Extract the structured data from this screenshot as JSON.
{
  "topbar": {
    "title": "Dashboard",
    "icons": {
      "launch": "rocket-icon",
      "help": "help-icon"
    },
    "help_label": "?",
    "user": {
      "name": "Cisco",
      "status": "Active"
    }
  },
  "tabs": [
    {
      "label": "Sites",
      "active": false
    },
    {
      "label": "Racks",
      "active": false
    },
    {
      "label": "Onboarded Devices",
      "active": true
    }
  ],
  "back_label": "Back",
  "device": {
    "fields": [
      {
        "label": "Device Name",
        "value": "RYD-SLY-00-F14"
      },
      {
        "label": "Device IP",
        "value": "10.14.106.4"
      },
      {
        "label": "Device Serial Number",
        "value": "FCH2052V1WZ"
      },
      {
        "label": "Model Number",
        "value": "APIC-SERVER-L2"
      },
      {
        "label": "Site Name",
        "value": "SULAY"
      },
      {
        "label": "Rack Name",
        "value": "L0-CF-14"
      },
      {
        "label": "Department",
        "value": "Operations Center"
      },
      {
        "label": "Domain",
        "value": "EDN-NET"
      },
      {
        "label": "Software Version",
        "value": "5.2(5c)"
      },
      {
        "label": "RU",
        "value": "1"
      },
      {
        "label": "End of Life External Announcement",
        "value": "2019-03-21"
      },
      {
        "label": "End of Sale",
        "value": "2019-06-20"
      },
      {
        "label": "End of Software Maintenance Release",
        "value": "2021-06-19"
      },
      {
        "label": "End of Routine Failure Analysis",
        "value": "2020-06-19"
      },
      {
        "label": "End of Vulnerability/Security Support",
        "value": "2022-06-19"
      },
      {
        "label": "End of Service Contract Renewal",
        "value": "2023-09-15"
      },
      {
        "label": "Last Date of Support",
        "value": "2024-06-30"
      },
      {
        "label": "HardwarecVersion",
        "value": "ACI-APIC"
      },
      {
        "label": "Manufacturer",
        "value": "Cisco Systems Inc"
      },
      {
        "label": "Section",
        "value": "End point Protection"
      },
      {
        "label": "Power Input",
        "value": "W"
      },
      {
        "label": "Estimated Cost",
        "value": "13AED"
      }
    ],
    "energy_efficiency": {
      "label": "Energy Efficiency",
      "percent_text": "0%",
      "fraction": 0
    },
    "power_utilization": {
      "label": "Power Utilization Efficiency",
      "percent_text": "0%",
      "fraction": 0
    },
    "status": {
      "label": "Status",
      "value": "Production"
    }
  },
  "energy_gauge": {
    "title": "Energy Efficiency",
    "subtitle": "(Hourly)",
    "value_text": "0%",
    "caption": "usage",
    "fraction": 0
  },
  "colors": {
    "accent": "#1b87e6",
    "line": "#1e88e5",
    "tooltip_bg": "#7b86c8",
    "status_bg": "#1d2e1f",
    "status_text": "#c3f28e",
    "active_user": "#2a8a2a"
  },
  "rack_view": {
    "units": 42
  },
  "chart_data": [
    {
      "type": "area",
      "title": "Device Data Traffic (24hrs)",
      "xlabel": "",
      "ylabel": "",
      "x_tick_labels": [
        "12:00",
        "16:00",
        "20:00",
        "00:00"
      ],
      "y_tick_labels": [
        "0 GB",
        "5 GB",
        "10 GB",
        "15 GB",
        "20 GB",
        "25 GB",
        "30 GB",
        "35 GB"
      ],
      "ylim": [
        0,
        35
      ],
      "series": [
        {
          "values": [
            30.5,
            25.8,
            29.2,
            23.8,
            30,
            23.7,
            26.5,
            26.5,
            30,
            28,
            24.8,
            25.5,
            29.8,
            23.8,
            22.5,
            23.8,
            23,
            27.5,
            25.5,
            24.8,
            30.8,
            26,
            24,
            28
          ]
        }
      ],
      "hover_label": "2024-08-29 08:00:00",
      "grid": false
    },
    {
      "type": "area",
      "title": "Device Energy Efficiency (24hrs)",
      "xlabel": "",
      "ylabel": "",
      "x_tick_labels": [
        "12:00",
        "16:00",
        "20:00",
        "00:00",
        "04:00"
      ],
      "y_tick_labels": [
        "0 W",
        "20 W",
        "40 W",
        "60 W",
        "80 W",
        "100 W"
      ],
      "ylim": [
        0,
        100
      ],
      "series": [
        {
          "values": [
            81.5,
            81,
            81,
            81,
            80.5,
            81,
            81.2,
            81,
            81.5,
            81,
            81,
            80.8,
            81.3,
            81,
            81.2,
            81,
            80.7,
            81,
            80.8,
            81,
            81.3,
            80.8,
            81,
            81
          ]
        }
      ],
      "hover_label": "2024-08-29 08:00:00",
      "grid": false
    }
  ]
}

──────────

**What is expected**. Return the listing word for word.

**Response below**.
Extract the structured data from this screenshot as JSON.
{
  "topbar": {
    "title": "Dashboard",
    "icons": {
      "launch": "rocket-icon",
      "help": "help-icon"
    },
    "help_label": "?",
    "user": {
      "name": "Cisco",
      "status": "Active"
    }
  },
  "tabs": [
    {
      "label": "Sites",
      "active": false
    },
    {
      "label": "Racks",
      "active": false
    },
    {
      "label": "Onboarded Devices",
      "active": true
    }
  ],
  "back_label": "Back",
  "device": {
    "fields": [
      {
        "label": "Device Name",
        "value": "RYD-SLY-00-F14"
      },
      {
        "label": "Device IP",
        "value": "10.14.106.4"
      },
      {
        "label": "Device Serial Number",
        "value": "FCH2052V1WZ"
      },
      {
        "label": "Model Number",
        "value": "APIC-SERVER-L2"
      },
      {
        "label": "Site Name",
        "value": "SULAY"
      },
      {
        "label": "Rack Name",
        "value": "L0-CF-14"
      },
      {
        "label": "Department",
        "value": "Operations Center"
      },
      {
        "label": "Domain",
        "value": "EDN-NET"
      },
      {
        "label": "Software Version",
        "value": "5.2(5c)"
      },
      {
        "label": "RU",
        "value": "1"
      },
      {
        "label": "End of Life External Announcement",
        "value": "2019-03-21"
      },
      {
        "label": "End of Sale",
        "value": "2019-06-20"
      },
      {
        "label": "End of Software Maintenance Release",
        "value": "2021-06-19"
      },
      {
        "label": "End of Routine Failure Analysis",
        "value": "2020-06-19"
      },
      {
        "label": "End of Vulnerability/Security Support",
        "value": "2022-06-19"
      },
      {
        "label": "End of Service Contract Renewal",
        "value": "2023-09-15"
      },
      {
        "label": "Last Date of Support",
        "value": "2024-06-30"
      },
      {
        "label": "HardwarecVersion",
        "value": "ACI-APIC"
      },
      {
        "label": "Manufacturer",
        "value": "Cisco Systems Inc"
      },
      {
        "label": "Section",
        "value": "End point Protection"
      },
      {
        "label": "Power Input",
        "value": "W"
      },
      {
        "label": "Estimated Cost",
        "value": "13AED"
      }
    ],
    "energy_efficiency": {
      "label": "Energy Efficiency",
      "percent_text": "0%",
      "fraction": 0
    },
    "power_utilization": {
      "label": "Power Utilization Efficiency",
      "percent_text": "0%",
      "fraction": 0
    },
    "status": {
      "label": "Status",
      "value": "Production"
    }
  },
  "energy_gauge": {
    "title": "Energy Efficiency",
    "subtitle": "(Hourly)",
    "value_text": "0%",
    "caption": "usage",
    "fraction": 0
  },
  "colors": {
    "accent": "#1b87e6",
    "line": "#1e88e5",
    "tooltip_bg": "#7b86c8",
    "status_bg": "#1d2e1f",
    "status_text": "#c3f28e",
    "active_user": "#2a8a2a"
  },
  "rack_view": {
    "units": 42
  },
  "chart_data": [
    {
      "type": "area",
      "title": "Device Data Traffic (24hrs)",
      "xlabel": "",
      "ylabel": "",
      "x_tick_labels": [
        "12:00",
        "16:00",
        "20:00",
        "00:00"
      ],
      "y_tick_labels": [
        "0 GB",
        "5 GB",
        "10 GB",
        "15 GB",
        "20 GB",
        "25 GB",
        "30 GB",
        "35 GB"
      ],
      "ylim": [
        0,
        35
      ],
      "series": [
        {
          "values": [
            30.5,
            25.8,
            29.2,
            23.8,
            30,
            23.7,
            26.5,
            26.5,
            30,
            28,
            24.8,
            25.5,
            29.8,
            23.8,
            22.5,
            23.8,
            23,
            27.5,
            25.5,
            24.8,
            30.8,
            26,
            24,
            28
          ]
        }
      ],
      "hover_label": "2024-08-29 08:00:00",
      "grid": false
    },
    {
      "type": "area",
      "title": "Device Energy Efficiency (24hrs)",
      "xlabel": "",
      "ylabel": "",
      "x_tick_labels": [
        "12:00",
        "16:00",
        "20:00",
        "00:00",
        "04:00"
      ],
      "y_tick_labels": [
        "0 W",
        "20 W",
        "40 W",
        "60 W",
        "80 W",
        "100 W"
      ],
      "ylim": [
        0,
        100
      ],
      "series": [
        {
          "values": [
            81.5,
            81,
            81,
            81,
            80.5,
            81,
            81.2,
            81,
            81.5,
            81,
            81,
            80.8,
            81.3,
            81,
            81.2,
            81,
            80.7,
            81,
            80.8,
            81,
            81.3,
            80.8,
            81,
            81
          ]
        }
      ],
      "hover_label": "2024-08-29 08:00:00",
      "grid": false
    }
  ]
}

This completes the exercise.